No school for 13-year-old, day off for 19-year-old, no snow yet, and November’s scant light: I fold up my laptop and, impromptu, declare we’ll visit Chickering Bog.
We follow a path through the woods, our boots brushing through fallen maple and ash and cherry leaves, then through a stand of tamarack where the dirt path is scattered with tiny gold needles. On the easy walk, the girls chattered, moving quickly against the damp, the three of them in their black down jackets and myself in turquoise. We’re not far from the world from houses and cars, yet the forest folds around us. I’ve been walking in various New England forests since I was a child, and although this particular path isn’t familiar, the woods are — filled with both that allure of what’s around that next bend or behind that glacial erratic? and, simply, the woods’ loveliness.

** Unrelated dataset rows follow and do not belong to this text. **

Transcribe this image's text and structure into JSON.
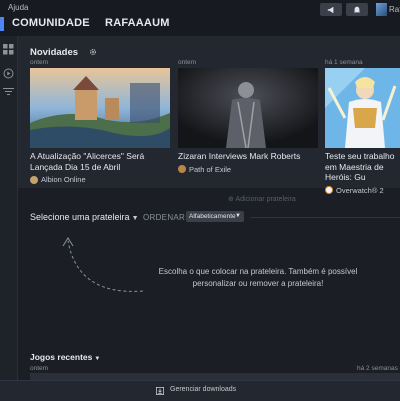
{
  "topbar": {
    "menu_label": "Ajuda",
    "nav_items": [
      "COMUNIDADE",
      "RAFAAAUM"
    ],
    "user_name": "Raf"
  },
  "news": {
    "title": "Novidades",
    "cards": [
      {
        "date": "ontem",
        "title": "A Atualização \"Alicerces\" Será Lançada Dia 15 de Abril",
        "game": "Albion Online"
      },
      {
        "date": "ontem",
        "title": "Zizaran Interviews Mark Roberts",
        "game": "Path of Exile"
      },
      {
        "date": "há 1 semana",
        "title": "Teste seu trabalho em Maestria de Heróis: Gu",
        "game": "Overwatch® 2"
      }
    ]
  },
  "shelf": {
    "add_label": "Adicionar prateleira",
    "select_label": "Selecione uma prateleira",
    "order_label": "ORDENAR:",
    "order_value": "Alfabeticamente",
    "hint": "Escolha o que colocar na prateleira. Também é possível personalizar ou remover a prateleira!"
  },
  "recent": {
    "title": "Jogos recentes",
    "date_left": "ontem",
    "date_right": "há 2 semanas"
  },
  "bottom": {
    "downloads_label": "Gerenciar downloads"
  }
}
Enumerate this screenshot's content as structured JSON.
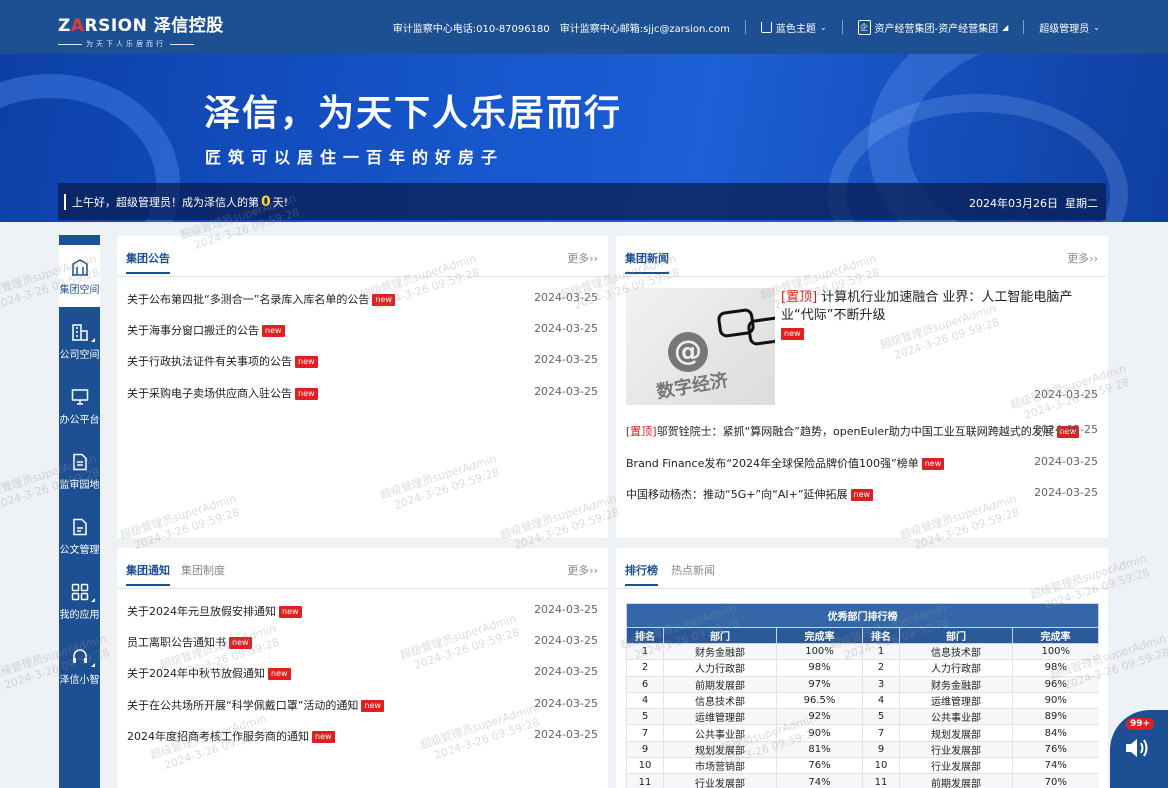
{
  "brand": {
    "name_latin_a": "Z",
    "name_latin_b": "A",
    "name_latin_c": "RSION",
    "name_cn": "泽信控股",
    "slogan": "为天下人乐居而行"
  },
  "header": {
    "phone": "审计监察中心电话:010-87096180",
    "email": "审计监察中心邮箱:sjjc@zarsion.com",
    "theme": "蓝色主题",
    "org": "资产经营集团-资产经营集团",
    "user": "超级管理员"
  },
  "banner": {
    "title": "泽信，为天下人乐居而行",
    "subtitle": "匠筑可以居住一百年的好房子",
    "greeting_pre": "上午好，超级管理员！成为泽信人的第",
    "greeting_days": "0",
    "greeting_post": "天!",
    "date": "2024年03月26日",
    "weekday": "星期二"
  },
  "sidebar": [
    {
      "label": "集团空间",
      "icon": "building-icon",
      "active": true
    },
    {
      "label": "公司空间",
      "icon": "office-icon"
    },
    {
      "label": "办公平台",
      "icon": "monitor-icon"
    },
    {
      "label": "监审园地",
      "icon": "document-icon"
    },
    {
      "label": "公文管理",
      "icon": "file-icon"
    },
    {
      "label": "我的应用",
      "icon": "apps-icon"
    },
    {
      "label": "泽信小智",
      "icon": "assistant-icon"
    }
  ],
  "announcements": {
    "tab": "集团公告",
    "more": "更多››",
    "items": [
      {
        "title": "关于公布第四批“多测合一”名录库入库名单的公告",
        "date": "2024-03-25",
        "new": "new"
      },
      {
        "title": "关于海事分窗口搬迁的公告",
        "date": "2024-03-25",
        "new": "new"
      },
      {
        "title": "关于行政执法证件有关事项的公告",
        "date": "2024-03-25",
        "new": "new"
      },
      {
        "title": "关于采购电子卖场供应商入驻公告",
        "date": "2024-03-25",
        "new": "new"
      }
    ]
  },
  "news": {
    "tab": "集团新闻",
    "more": "更多››",
    "image_caption": "数字经济",
    "top_tag": "[置顶]",
    "headline": "计算机行业加速融合 业界：人工智能电脑产业“代际”不断升级",
    "headline_new": "new",
    "headline_date": "2024-03-25",
    "items": [
      {
        "tag": "[置顶]",
        "title": "邬贺铨院士：紧抓“算网融合”趋势，openEuler助力中国工业互联网跨越式的发展",
        "date": "2024-03-25",
        "new": "new"
      },
      {
        "tag": "",
        "title": "Brand Finance发布“2024年全球保险品牌价值100强”榜单",
        "date": "2024-03-25",
        "new": "new"
      },
      {
        "tag": "",
        "title": "中国移动杨杰：推动“5G+”向“AI+”延伸拓展",
        "date": "2024-03-25",
        "new": "new"
      }
    ]
  },
  "notices": {
    "tab1": "集团通知",
    "tab2": "集团制度",
    "more": "更多››",
    "items": [
      {
        "title": "关于2024年元旦放假安排通知",
        "date": "2024-03-25",
        "new": "new"
      },
      {
        "title": "员工离职公告通知书",
        "date": "2024-03-25",
        "new": "new"
      },
      {
        "title": "关于2024年中秋节放假通知",
        "date": "2024-03-25",
        "new": "new"
      },
      {
        "title": "关于在公共场所开展“科学佩戴口罩”活动的通知",
        "date": "2024-03-25",
        "new": "new"
      },
      {
        "title": "2024年度招商考核工作服务商的通知",
        "date": "2024-03-25",
        "new": "new"
      }
    ]
  },
  "ranking": {
    "tab1": "排行榜",
    "tab2": "热点新闻",
    "caption": "优秀部门排行榜",
    "headers": [
      "排名",
      "部门",
      "完成率",
      "排名",
      "部门",
      "完成率"
    ],
    "rows": [
      [
        "1",
        "财务金融部",
        "100%",
        "1",
        "信息技术部",
        "100%"
      ],
      [
        "2",
        "人力行政部",
        "98%",
        "2",
        "人力行政部",
        "98%"
      ],
      [
        "6",
        "前期发展部",
        "97%",
        "3",
        "财务金融部",
        "96%"
      ],
      [
        "4",
        "信息技术部",
        "96.5%",
        "4",
        "运维管理部",
        "90%"
      ],
      [
        "5",
        "运维管理部",
        "92%",
        "5",
        "公共事业部",
        "89%"
      ],
      [
        "7",
        "公共事业部",
        "90%",
        "7",
        "规划发展部",
        "84%"
      ],
      [
        "9",
        "规划发展部",
        "81%",
        "9",
        "行业发展部",
        "76%"
      ],
      [
        "10",
        "市场营销部",
        "76%",
        "10",
        "行业发展部",
        "74%"
      ],
      [
        "11",
        "行业发展部",
        "74%",
        "11",
        "前期发展部",
        "70%"
      ]
    ]
  },
  "watermark": {
    "user": "超级管理员superAdmin",
    "time": "2024-3-26 09:59:28"
  },
  "float": {
    "badge": "99+"
  },
  "colors": {
    "primary": "#1d4f93",
    "new_badge": "#e02020",
    "days": "#ffd23a"
  }
}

The path leads up to what’s more properly a fen. The boardwalk takes us near the middle where the girls find cranberry-red carnivorous pitcher plants. Beneath our boots lies the thousands-of-years-old mysteries of peat. And over our heads, all that sky.
A lake is a landscape’s most beautiful and expressive feature. It is Earth’s eye; looking into which the Beholder measures the depth of his own nature.
— Henry David Thoreau, Walden